## Records shown
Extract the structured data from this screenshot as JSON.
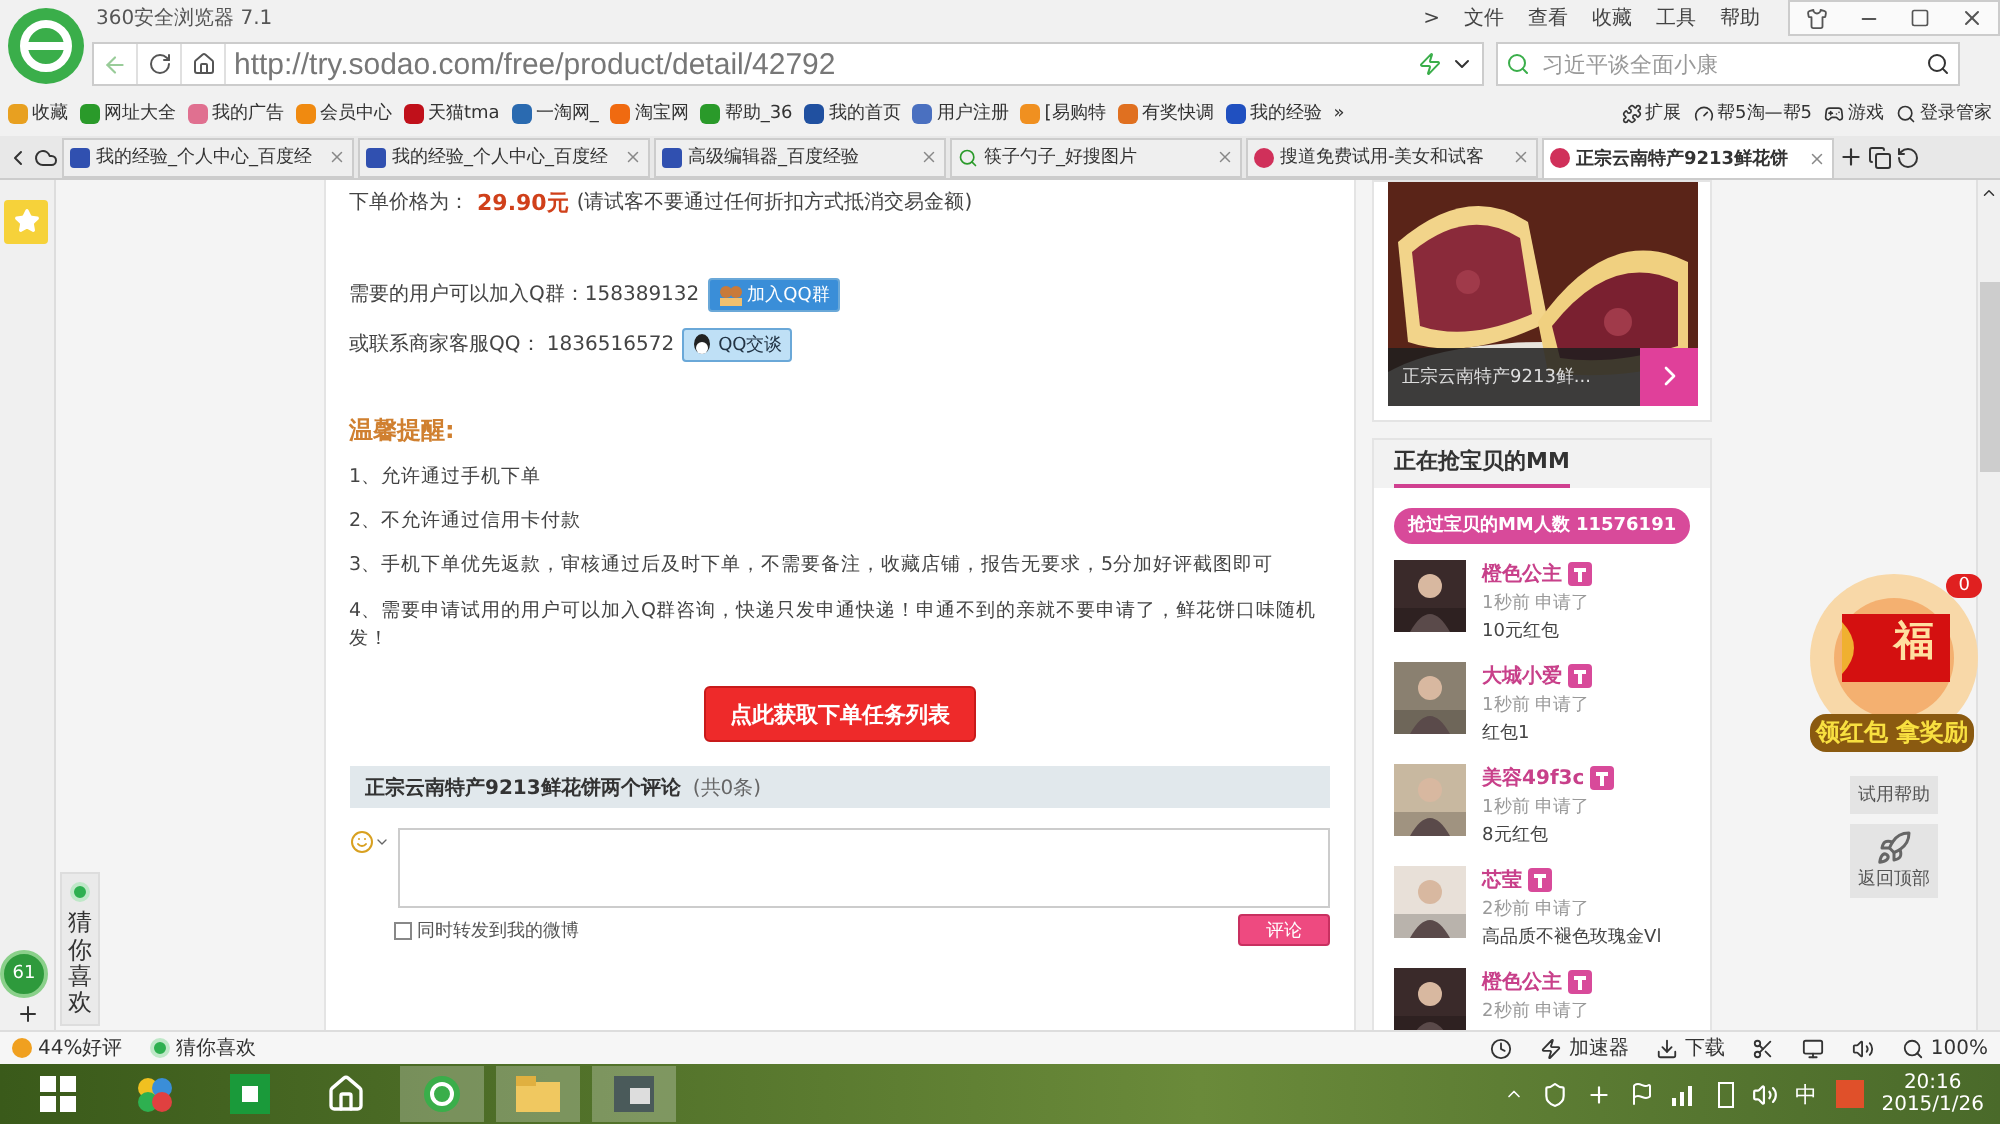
{
  "browser": {
    "title": "360安全浏览器 7.1",
    "menu": [
      ">",
      "文件",
      "查看",
      "收藏",
      "工具",
      "帮助"
    ],
    "url": "http://try.sodao.com/free/product/detail/42792",
    "search": {
      "placeholder": "习近平谈全面小康"
    }
  },
  "bookmarks": [
    {
      "label": "收藏",
      "color": "#e8a020"
    },
    {
      "label": "网址大全",
      "color": "#2a9a2a"
    },
    {
      "label": "我的广告",
      "color": "#e07090"
    },
    {
      "label": "会员中心",
      "color": "#f08a10"
    },
    {
      "label": "天猫tma",
      "color": "#c0101a"
    },
    {
      "label": "一淘网_",
      "color": "#2a6ab0"
    },
    {
      "label": "淘宝网",
      "color": "#f06a10"
    },
    {
      "label": "帮助_36",
      "color": "#2a9a2a"
    },
    {
      "label": "我的首页",
      "color": "#2050a0"
    },
    {
      "label": "用户注册",
      "color": "#4a70c0"
    },
    {
      "label": "[易购特",
      "color": "#f09020"
    },
    {
      "label": "有奖快调",
      "color": "#e07020"
    },
    {
      "label": "我的经验",
      "color": "#2050c0"
    }
  ],
  "bookmark_more": "»",
  "bookmarks_right": [
    {
      "label": "扩展"
    },
    {
      "label": "帮5淘—帮5"
    },
    {
      "label": "游戏"
    },
    {
      "label": "登录管家"
    }
  ],
  "tabs": [
    {
      "label": "我的经验_个人中心_百度经",
      "selected": false,
      "kind": "paw"
    },
    {
      "label": "我的经验_个人中心_百度经",
      "selected": false,
      "kind": "paw"
    },
    {
      "label": "高级编辑器_百度经验",
      "selected": false,
      "kind": "paw"
    },
    {
      "label": "筷子勺子_好搜图片",
      "selected": false,
      "kind": "search"
    },
    {
      "label": "搜道免费试用-美女和试客",
      "selected": false,
      "kind": "sodao"
    },
    {
      "label": "正宗云南特产9213鲜花饼",
      "selected": true,
      "kind": "sodao"
    }
  ],
  "product": {
    "price_label": "下单价格为：",
    "price": "29.90元",
    "price_note": "(请试客不要通过任何折扣方式抵消交易金额)",
    "group_text": "需要的用户可以加入Q群：158389132",
    "group_button": "加入QQ群",
    "service_text": "或联系商家客服QQ： 1836516572",
    "service_button": "QQ交谈",
    "tips_title": "温馨提醒:",
    "tips": [
      "1、允许通过手机下单",
      "2、不允许通过信用卡付款",
      "3、手机下单优先返款，审核通过后及时下单，不需要备注，收藏店铺，报告无要求，5分加好评截图即可",
      "4、需要申请试用的用户可以加入Q群咨询，快递只发申通快递！申通不到的亲就不要申请了，鲜花饼口味随机发！"
    ],
    "cta": "点此获取下单任务列表"
  },
  "comments": {
    "title": "正宗云南特产9213鲜花饼两个评论",
    "count": "(共0条)",
    "share": {
      "label": "同时转发到我的微博",
      "checked": false
    },
    "submit": "评论"
  },
  "sidebar": {
    "caption": "正宗云南特产9213鲜...",
    "section_title": "正在抢宝贝的MM",
    "total": "抢过宝贝的MM人数 11576191",
    "applicants": [
      {
        "name": "橙色公主",
        "time": "1秒前 申请了",
        "prize": "10元红包"
      },
      {
        "name": "大城小爱",
        "time": "1秒前 申请了",
        "prize": "红包1"
      },
      {
        "name": "美容49f3c",
        "time": "1秒前 申请了",
        "prize": "8元红包"
      },
      {
        "name": "芯莹",
        "time": "2秒前 申请了",
        "prize": "高品质不褪色玫瑰金Vl"
      },
      {
        "name": "橙色公主",
        "time": "2秒前 申请了"
      }
    ]
  },
  "float": {
    "badge": "0",
    "envelope_char": "福",
    "banner": "领红包 拿奖励",
    "help": "试用帮助",
    "top": "返回顶部"
  },
  "left": {
    "bubble": "61",
    "guess": "猜你喜欢"
  },
  "status": {
    "rating": "44%好评",
    "guess": "猜你喜欢",
    "accelerator": "加速器",
    "download": "下载",
    "zoom": "100%"
  },
  "taskbar": {
    "ime": "中",
    "time": "20:16",
    "date": "2015/1/26"
  }
}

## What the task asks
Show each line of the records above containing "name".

## Reply
        "name": "橙色公主",
        "name": "大城小爱",
        "name": "美容49f3c",
        "name": "芯莹",
        "name": "橙色公主",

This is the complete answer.